The film tells the story of explorer Henry Bates and his journey into the Amazon in the 1850’s. In one visually stunning scene, the camera shows a caterpillar that has developed the ability, through uncanny markings on its back, to resemble a snake hanging from a tree. As the camera pans out to reveal that the snake is, in fact, a brilliantly disguised caterpillar, audible gasps can be heard in the audience. During this scene, my five-year-old son and I were equally delighted.
While younger children will certainly be kept entertained by some of the remarkable wildlife effects, older scientists are more likely to fully appreciate the central messages of the movie about evolution and species differentiation. Noah, my five year-old, loved the exceptional shots of tapirs moving about in the underbrush and of sloths swimming their way upstream in the Amazon.
For elementary-aged children with an interest in nature and science and some experience with the concept of evolution, this movie will score big points for exploring pathways of evolution and celebrating the audacity of scientific pioneers.
Moments like a climactic meeting between Bates and Darwin, however, will likely be lost for all but the most sophisticated youth viewers. Noah summarized the extent to which a five year-old is likely to capture the movie's central messages when he turned to me towards the end of the movie and whispered, "I think that this is a movie about butterflies, dad!".
While Noah, to his credit, was not far off the mark, the price of admission may be best spent on viewers who can understand the lesson the movie intends to impart through those butterflies: that natural selection begins with a random process of mutation followed by generations of gradual differentiation to form different species.
If you decide to take along a younger child, there are a couple of things to keep in mind. Some images may be frightening—like Bates’s gaunt, yellow skin as he battles malaria and malnutrition, for example. The IMAX experience itself is very visually stimulating and loud and, by itself, can be overwhelming to young kids or children with difficulty with high volumes.
It’s also well worth attending the live stage show that the Pacific Science Center offers as a companion program prior to the show; through engaging storytelling, children can gain key concepts and vocabulary that will help them integrate the scientific lessons of the movie.
For those aspiring young Darwins in the audience, this movie can be a great next step towards understanding how evolution works and about the resilience needed to be a pioneer in any field.

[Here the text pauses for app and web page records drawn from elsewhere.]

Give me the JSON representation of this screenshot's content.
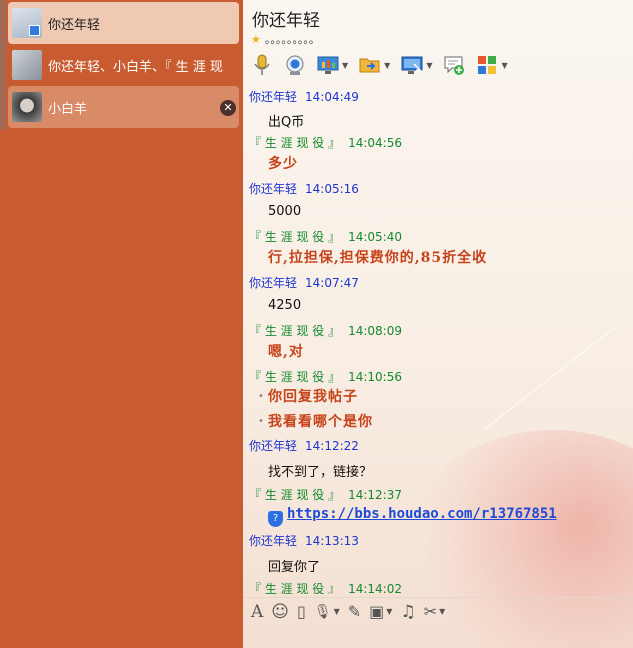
{
  "sidebar": {
    "conversations": [
      {
        "name": "你还年轻",
        "state": "selected"
      },
      {
        "name": "你还年轻、小白羊、『 生 涯 现",
        "state": "normal"
      },
      {
        "name": "小白羊",
        "state": "hover",
        "close_glyph": "✕"
      }
    ]
  },
  "header": {
    "title": "你还年轻",
    "signature": "。。。。。。。。。",
    "star_glyph": "★"
  },
  "toolbar": {
    "items": [
      {
        "icon": "microphone-icon",
        "has_menu": false
      },
      {
        "icon": "webcam-icon",
        "has_menu": false
      },
      {
        "icon": "screen-share-icon",
        "has_menu": true
      },
      {
        "icon": "send-file-icon",
        "has_menu": true
      },
      {
        "icon": "remote-desktop-icon",
        "has_menu": true
      },
      {
        "icon": "create-group-icon",
        "has_menu": false
      },
      {
        "icon": "apps-icon",
        "has_menu": true
      }
    ],
    "caret": "▼"
  },
  "messages": [
    {
      "sender": "你还年轻",
      "role": "me",
      "time": "14:04:49",
      "lines": [
        "出Q币"
      ],
      "style": "plain"
    },
    {
      "sender": "『 生 涯 现 役 』",
      "role": "other",
      "time": "14:04:56",
      "lines": [
        "多少"
      ],
      "style": "bold"
    },
    {
      "sender": "你还年轻",
      "role": "me",
      "time": "14:05:16",
      "lines": [
        "5000"
      ],
      "style": "plain"
    },
    {
      "sender": "『 生 涯 现 役 』",
      "role": "other",
      "time": "14:05:40",
      "lines": [
        "行,拉担保,担保费你的,85折全收"
      ],
      "style": "bold"
    },
    {
      "sender": "你还年轻",
      "role": "me",
      "time": "14:07:47",
      "lines": [
        "4250"
      ],
      "style": "plain"
    },
    {
      "sender": "『 生 涯 现 役 』",
      "role": "other",
      "time": "14:08:09",
      "lines": [
        "嗯,对"
      ],
      "style": "bold"
    },
    {
      "sender": "『 生 涯 现 役 』",
      "role": "other",
      "time": "14:10:56",
      "lines": [
        "你回复我帖子",
        "我看看哪个是你"
      ],
      "style": "bold-bullets"
    },
    {
      "sender": "你还年轻",
      "role": "me",
      "time": "14:12:22",
      "lines": [
        "找不到了，链接？"
      ],
      "style": "plain"
    },
    {
      "sender": "『 生 涯 现 役 』",
      "role": "other",
      "time": "14:12:37",
      "lines": [
        "https://bbs.houdao.com/r13767851"
      ],
      "style": "link"
    },
    {
      "sender": "你还年轻",
      "role": "me",
      "time": "14:13:13",
      "lines": [
        "回复你了"
      ],
      "style": "plain"
    },
    {
      "sender": "『 生 涯 现 役 』",
      "role": "other",
      "time": "14:14:02",
      "lines": [],
      "style": "plain"
    }
  ],
  "inputbar": {
    "items": [
      {
        "icon": "font-icon",
        "glyph": "A",
        "has_menu": false
      },
      {
        "icon": "emoji-icon",
        "glyph": "☺",
        "has_menu": false
      },
      {
        "icon": "vibrate-icon",
        "glyph": "▯",
        "has_menu": false
      },
      {
        "icon": "voice-message-icon",
        "glyph": "🎙",
        "has_menu": true
      },
      {
        "icon": "handwriting-icon",
        "glyph": "✎",
        "has_menu": false
      },
      {
        "icon": "image-icon",
        "glyph": "▣",
        "has_menu": true
      },
      {
        "icon": "music-icon",
        "glyph": "♫",
        "has_menu": false
      },
      {
        "icon": "screenshot-icon",
        "glyph": "✂",
        "has_menu": true
      }
    ]
  },
  "colors": {
    "sidebar_bg": "#c85c30",
    "me_name": "#1c35d4",
    "other_name": "#138a2c",
    "bold_text": "#c7431a"
  }
}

IF YOU GO:
Where: Pacific Science Center IMAX Boeing Theatre, 200 Second Ave. N., Seattle
When: Daily, 10:30 a.m. and 11:45 a.m.
Cost: Varies from $6.75 to $10.75
Contact: www.pacificsciencecenter.org or 206-443-2001